Work instructions: Using the entries that follow, report the number of lines that include the string "Balita", without any other text.

━━━━━ Records provided ━━━━━

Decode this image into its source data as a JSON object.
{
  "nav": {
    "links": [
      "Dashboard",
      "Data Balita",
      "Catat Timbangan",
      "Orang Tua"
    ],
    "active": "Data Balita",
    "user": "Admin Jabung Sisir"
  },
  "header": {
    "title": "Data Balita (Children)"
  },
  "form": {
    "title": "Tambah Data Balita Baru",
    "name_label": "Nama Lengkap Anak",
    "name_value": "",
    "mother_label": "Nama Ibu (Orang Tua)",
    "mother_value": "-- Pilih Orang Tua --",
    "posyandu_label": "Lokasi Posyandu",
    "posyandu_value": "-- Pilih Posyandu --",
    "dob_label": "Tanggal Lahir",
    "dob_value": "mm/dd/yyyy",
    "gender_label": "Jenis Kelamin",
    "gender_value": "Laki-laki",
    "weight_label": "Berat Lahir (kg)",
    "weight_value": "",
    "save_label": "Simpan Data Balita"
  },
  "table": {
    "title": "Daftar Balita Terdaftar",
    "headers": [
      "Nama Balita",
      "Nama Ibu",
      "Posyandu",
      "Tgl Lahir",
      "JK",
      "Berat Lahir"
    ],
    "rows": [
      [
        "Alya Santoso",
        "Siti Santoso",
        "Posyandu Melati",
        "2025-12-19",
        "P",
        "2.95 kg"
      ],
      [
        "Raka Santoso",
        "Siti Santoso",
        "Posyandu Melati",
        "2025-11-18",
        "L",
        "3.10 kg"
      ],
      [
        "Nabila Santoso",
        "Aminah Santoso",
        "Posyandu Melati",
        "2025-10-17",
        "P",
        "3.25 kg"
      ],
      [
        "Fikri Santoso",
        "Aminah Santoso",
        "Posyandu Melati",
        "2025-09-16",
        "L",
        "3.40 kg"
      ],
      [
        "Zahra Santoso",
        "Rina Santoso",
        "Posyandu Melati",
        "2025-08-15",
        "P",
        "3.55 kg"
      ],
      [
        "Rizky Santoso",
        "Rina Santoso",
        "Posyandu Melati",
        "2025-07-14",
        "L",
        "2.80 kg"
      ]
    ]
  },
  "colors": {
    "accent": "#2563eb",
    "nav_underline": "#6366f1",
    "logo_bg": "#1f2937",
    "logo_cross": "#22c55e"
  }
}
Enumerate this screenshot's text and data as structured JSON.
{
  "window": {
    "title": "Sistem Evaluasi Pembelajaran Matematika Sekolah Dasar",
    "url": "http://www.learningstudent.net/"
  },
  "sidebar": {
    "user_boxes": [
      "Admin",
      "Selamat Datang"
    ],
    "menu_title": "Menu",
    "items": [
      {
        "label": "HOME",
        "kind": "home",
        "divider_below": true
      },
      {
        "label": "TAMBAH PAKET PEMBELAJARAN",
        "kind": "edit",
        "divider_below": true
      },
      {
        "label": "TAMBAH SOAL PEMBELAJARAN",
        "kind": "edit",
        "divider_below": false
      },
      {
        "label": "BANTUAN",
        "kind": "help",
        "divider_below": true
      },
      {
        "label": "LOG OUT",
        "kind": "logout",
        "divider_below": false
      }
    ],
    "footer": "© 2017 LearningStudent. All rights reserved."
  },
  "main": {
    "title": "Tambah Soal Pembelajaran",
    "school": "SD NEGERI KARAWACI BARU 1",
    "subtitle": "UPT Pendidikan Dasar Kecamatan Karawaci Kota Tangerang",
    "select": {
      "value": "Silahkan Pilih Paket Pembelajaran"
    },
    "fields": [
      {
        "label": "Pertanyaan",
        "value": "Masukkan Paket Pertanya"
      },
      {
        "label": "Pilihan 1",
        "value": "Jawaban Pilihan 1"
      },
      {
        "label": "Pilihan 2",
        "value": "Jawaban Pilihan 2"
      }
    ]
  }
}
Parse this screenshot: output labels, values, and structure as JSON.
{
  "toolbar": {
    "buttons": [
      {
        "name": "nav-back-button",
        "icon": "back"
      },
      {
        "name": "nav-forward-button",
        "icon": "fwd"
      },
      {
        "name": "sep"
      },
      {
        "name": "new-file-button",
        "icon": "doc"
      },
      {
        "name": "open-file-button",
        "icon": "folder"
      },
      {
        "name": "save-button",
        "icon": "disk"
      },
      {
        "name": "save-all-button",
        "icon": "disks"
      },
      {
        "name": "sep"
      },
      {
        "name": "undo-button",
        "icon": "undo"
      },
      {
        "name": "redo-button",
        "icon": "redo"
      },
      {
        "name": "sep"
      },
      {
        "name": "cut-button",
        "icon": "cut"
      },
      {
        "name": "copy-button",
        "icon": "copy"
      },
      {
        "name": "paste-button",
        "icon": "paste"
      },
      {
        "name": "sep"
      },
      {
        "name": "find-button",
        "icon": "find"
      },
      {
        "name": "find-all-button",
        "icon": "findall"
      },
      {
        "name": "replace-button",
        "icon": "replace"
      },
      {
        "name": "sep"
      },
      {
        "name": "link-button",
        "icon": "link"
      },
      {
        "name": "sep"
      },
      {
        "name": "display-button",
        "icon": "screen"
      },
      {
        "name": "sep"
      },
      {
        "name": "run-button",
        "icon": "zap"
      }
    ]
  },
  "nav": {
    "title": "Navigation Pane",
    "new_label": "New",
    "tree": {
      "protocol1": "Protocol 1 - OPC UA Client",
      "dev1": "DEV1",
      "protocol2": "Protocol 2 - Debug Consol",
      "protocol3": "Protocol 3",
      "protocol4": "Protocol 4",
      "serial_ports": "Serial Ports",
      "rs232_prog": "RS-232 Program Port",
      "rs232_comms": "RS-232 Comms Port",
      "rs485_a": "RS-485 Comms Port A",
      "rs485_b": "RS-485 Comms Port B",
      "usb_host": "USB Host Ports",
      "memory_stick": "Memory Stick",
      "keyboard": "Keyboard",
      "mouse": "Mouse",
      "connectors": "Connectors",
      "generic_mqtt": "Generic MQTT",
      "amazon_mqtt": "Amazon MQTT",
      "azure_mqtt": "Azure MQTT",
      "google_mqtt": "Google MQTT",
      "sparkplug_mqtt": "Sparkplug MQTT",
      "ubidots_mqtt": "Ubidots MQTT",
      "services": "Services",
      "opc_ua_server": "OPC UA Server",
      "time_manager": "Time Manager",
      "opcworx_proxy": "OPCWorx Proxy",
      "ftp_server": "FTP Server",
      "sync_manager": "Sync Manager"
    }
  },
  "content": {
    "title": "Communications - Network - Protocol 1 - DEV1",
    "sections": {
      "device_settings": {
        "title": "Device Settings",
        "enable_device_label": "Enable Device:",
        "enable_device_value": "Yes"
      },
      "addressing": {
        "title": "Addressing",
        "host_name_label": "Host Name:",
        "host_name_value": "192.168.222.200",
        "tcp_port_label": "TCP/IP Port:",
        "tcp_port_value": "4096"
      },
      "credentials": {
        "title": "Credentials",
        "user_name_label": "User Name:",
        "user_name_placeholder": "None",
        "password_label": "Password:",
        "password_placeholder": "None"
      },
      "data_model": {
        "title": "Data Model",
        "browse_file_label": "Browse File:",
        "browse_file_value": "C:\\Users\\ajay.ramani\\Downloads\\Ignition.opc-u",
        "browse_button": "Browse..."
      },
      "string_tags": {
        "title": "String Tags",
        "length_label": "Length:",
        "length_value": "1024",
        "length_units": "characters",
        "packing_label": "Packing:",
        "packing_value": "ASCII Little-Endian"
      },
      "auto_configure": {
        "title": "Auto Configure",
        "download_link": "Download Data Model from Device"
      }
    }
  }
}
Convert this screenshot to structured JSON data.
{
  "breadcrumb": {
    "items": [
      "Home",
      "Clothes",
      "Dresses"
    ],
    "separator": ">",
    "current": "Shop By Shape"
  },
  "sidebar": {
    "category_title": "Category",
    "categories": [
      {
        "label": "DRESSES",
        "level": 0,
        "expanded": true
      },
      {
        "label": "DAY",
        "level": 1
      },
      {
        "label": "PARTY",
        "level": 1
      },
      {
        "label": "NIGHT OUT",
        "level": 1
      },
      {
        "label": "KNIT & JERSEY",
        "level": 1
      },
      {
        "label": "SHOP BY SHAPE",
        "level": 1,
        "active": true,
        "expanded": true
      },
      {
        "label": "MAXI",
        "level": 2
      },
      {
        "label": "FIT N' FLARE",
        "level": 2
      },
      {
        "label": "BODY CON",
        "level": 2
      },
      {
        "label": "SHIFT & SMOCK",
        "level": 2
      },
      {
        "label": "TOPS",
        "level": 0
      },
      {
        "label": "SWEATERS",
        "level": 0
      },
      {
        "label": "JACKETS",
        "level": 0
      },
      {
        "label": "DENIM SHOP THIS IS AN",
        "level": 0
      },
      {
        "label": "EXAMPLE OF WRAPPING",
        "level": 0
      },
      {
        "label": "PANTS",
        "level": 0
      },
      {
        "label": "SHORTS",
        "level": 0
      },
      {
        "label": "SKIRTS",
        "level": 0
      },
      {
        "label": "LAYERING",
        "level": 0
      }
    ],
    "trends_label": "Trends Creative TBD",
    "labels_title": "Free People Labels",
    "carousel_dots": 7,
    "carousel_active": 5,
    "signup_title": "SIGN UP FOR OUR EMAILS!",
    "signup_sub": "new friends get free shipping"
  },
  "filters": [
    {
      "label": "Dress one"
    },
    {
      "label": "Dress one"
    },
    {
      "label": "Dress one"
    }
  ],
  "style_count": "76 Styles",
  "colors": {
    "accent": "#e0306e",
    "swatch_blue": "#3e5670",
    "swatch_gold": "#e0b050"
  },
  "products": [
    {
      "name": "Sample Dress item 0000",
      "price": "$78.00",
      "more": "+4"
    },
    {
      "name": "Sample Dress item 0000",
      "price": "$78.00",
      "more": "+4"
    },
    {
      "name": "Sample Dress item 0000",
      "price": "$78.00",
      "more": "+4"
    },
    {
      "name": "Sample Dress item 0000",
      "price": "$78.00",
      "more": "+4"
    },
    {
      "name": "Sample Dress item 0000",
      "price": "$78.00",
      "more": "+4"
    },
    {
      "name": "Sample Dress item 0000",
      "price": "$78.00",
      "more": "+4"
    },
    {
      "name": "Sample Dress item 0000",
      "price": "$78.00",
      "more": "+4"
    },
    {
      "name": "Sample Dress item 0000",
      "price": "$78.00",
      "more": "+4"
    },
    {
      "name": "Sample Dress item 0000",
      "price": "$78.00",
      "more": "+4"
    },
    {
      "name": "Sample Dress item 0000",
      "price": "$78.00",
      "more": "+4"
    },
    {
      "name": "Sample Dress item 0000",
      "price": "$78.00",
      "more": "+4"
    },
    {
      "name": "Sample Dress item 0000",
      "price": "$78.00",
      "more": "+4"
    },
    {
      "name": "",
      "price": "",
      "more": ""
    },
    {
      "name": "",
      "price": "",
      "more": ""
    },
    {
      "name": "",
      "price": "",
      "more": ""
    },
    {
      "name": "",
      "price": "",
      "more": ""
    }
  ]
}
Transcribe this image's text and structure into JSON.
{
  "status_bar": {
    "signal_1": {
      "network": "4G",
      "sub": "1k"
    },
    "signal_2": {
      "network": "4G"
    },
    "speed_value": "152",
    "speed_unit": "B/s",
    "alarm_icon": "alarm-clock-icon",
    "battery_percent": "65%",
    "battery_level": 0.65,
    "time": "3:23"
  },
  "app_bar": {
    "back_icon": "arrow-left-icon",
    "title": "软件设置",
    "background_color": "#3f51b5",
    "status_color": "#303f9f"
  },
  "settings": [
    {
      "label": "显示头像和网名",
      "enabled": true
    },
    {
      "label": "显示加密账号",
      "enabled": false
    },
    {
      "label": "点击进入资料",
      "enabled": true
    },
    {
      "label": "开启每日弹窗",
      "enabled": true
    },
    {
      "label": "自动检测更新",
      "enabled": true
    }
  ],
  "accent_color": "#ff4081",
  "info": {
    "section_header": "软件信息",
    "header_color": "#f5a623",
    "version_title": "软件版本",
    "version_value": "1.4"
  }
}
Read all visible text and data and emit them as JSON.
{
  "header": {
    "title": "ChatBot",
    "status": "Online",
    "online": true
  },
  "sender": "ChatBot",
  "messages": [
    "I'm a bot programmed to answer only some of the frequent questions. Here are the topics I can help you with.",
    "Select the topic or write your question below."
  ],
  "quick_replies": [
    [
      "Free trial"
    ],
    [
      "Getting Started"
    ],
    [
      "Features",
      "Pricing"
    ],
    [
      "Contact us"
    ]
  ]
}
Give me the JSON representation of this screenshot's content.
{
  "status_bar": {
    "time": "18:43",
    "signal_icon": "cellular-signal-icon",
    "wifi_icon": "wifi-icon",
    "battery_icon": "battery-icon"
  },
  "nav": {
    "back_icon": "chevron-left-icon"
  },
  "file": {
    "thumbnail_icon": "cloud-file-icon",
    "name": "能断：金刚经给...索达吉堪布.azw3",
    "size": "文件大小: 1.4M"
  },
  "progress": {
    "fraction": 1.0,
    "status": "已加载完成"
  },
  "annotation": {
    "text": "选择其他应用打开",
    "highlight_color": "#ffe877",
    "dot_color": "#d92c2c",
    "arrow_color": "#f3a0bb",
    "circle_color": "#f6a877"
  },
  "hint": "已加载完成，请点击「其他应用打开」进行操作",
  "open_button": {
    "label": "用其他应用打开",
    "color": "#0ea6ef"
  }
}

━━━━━

Solution: 7